Collection entries:
[Start of section]

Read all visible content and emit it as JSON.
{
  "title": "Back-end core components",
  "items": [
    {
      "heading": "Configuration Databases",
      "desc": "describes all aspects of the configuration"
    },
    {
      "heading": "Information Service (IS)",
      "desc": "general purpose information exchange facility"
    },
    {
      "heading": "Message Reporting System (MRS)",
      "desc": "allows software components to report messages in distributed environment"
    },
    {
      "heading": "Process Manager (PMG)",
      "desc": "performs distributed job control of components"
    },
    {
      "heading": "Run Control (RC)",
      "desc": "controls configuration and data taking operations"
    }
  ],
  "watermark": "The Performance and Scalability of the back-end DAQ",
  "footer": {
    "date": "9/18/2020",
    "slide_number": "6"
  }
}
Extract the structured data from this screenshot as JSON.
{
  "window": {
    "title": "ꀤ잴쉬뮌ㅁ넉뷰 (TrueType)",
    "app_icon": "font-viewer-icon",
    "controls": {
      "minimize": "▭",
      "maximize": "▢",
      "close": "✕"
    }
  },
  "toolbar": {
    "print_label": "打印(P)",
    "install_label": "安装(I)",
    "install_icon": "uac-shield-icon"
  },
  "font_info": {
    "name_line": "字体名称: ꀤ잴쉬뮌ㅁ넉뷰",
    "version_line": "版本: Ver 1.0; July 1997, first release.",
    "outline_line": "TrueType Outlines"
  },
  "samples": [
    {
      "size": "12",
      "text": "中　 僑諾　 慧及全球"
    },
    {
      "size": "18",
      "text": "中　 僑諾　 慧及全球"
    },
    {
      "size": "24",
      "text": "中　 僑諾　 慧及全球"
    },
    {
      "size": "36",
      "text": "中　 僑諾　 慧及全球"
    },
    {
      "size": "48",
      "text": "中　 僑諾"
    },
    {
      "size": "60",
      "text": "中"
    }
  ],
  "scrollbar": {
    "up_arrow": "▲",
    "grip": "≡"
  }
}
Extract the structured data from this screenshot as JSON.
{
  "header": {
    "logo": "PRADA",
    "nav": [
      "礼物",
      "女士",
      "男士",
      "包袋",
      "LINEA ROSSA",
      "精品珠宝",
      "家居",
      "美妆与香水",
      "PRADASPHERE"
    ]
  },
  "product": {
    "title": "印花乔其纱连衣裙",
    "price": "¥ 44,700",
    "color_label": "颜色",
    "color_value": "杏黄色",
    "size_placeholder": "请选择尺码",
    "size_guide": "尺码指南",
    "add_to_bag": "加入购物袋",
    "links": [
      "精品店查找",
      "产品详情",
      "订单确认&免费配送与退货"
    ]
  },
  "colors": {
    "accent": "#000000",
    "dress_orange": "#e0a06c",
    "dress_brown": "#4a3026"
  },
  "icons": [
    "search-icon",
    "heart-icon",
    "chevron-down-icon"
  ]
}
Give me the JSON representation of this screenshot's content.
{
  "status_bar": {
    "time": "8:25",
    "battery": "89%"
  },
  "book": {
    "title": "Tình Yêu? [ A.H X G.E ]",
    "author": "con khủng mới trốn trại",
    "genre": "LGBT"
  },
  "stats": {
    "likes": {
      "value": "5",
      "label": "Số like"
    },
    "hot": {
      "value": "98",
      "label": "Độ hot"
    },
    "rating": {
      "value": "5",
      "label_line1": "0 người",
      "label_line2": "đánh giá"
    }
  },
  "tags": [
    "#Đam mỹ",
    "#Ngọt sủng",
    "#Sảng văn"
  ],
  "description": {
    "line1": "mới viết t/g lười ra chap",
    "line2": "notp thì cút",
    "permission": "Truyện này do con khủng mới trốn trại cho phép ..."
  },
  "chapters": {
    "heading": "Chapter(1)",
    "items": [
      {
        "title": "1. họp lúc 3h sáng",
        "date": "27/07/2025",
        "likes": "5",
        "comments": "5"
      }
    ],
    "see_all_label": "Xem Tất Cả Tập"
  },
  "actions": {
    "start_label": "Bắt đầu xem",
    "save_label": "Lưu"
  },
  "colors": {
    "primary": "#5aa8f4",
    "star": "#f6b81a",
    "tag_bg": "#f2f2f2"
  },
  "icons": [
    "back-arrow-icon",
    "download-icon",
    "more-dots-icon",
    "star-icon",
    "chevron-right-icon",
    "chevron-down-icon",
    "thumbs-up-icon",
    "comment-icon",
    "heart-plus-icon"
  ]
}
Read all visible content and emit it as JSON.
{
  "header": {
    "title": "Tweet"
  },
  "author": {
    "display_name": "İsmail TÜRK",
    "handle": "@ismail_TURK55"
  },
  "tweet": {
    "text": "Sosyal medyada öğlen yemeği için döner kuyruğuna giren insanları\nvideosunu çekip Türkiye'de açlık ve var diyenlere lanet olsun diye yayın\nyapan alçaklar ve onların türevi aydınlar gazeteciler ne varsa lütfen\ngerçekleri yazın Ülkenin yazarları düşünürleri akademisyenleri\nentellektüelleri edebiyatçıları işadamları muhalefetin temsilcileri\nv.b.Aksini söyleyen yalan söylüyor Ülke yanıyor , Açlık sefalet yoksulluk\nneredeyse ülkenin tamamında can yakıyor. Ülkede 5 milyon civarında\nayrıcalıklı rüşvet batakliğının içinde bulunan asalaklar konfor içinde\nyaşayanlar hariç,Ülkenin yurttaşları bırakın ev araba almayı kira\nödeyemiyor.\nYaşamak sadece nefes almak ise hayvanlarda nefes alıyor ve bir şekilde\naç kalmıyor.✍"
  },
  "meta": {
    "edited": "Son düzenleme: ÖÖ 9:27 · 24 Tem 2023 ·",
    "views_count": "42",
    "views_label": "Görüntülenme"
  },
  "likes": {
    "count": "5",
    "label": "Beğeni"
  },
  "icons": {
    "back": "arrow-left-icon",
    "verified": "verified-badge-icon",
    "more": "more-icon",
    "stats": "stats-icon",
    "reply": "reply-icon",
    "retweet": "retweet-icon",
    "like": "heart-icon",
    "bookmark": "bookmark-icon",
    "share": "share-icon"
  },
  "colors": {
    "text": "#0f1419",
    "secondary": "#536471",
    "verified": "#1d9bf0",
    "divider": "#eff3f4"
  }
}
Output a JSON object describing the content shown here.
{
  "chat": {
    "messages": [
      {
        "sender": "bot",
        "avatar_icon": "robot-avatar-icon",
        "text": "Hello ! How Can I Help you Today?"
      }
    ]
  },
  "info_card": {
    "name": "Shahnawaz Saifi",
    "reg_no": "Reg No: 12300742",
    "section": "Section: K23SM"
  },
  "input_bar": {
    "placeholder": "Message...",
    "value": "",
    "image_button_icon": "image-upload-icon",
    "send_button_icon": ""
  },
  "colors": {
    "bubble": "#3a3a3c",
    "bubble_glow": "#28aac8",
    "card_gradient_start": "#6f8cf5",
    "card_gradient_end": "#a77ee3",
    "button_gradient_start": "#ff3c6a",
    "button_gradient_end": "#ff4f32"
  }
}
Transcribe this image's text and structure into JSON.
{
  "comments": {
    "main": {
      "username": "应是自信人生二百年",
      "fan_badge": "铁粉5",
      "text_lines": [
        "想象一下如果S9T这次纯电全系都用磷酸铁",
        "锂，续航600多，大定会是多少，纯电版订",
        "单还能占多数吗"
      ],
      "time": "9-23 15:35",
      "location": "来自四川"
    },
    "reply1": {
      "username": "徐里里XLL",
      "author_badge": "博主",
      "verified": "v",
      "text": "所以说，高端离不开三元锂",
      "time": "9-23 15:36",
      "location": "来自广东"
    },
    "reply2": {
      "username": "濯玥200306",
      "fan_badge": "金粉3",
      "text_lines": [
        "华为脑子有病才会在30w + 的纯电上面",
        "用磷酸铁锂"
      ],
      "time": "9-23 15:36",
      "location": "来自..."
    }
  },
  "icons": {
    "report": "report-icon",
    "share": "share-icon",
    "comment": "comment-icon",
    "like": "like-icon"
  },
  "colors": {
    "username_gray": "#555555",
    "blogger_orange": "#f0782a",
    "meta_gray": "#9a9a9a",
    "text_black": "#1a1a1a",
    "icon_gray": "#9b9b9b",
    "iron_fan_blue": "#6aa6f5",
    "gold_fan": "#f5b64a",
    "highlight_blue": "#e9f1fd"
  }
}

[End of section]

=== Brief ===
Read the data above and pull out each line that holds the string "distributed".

=== Solution to the problem ===
      "desc": "allows software components to report messages in distributed environment"
      "desc": "performs distributed job control of components"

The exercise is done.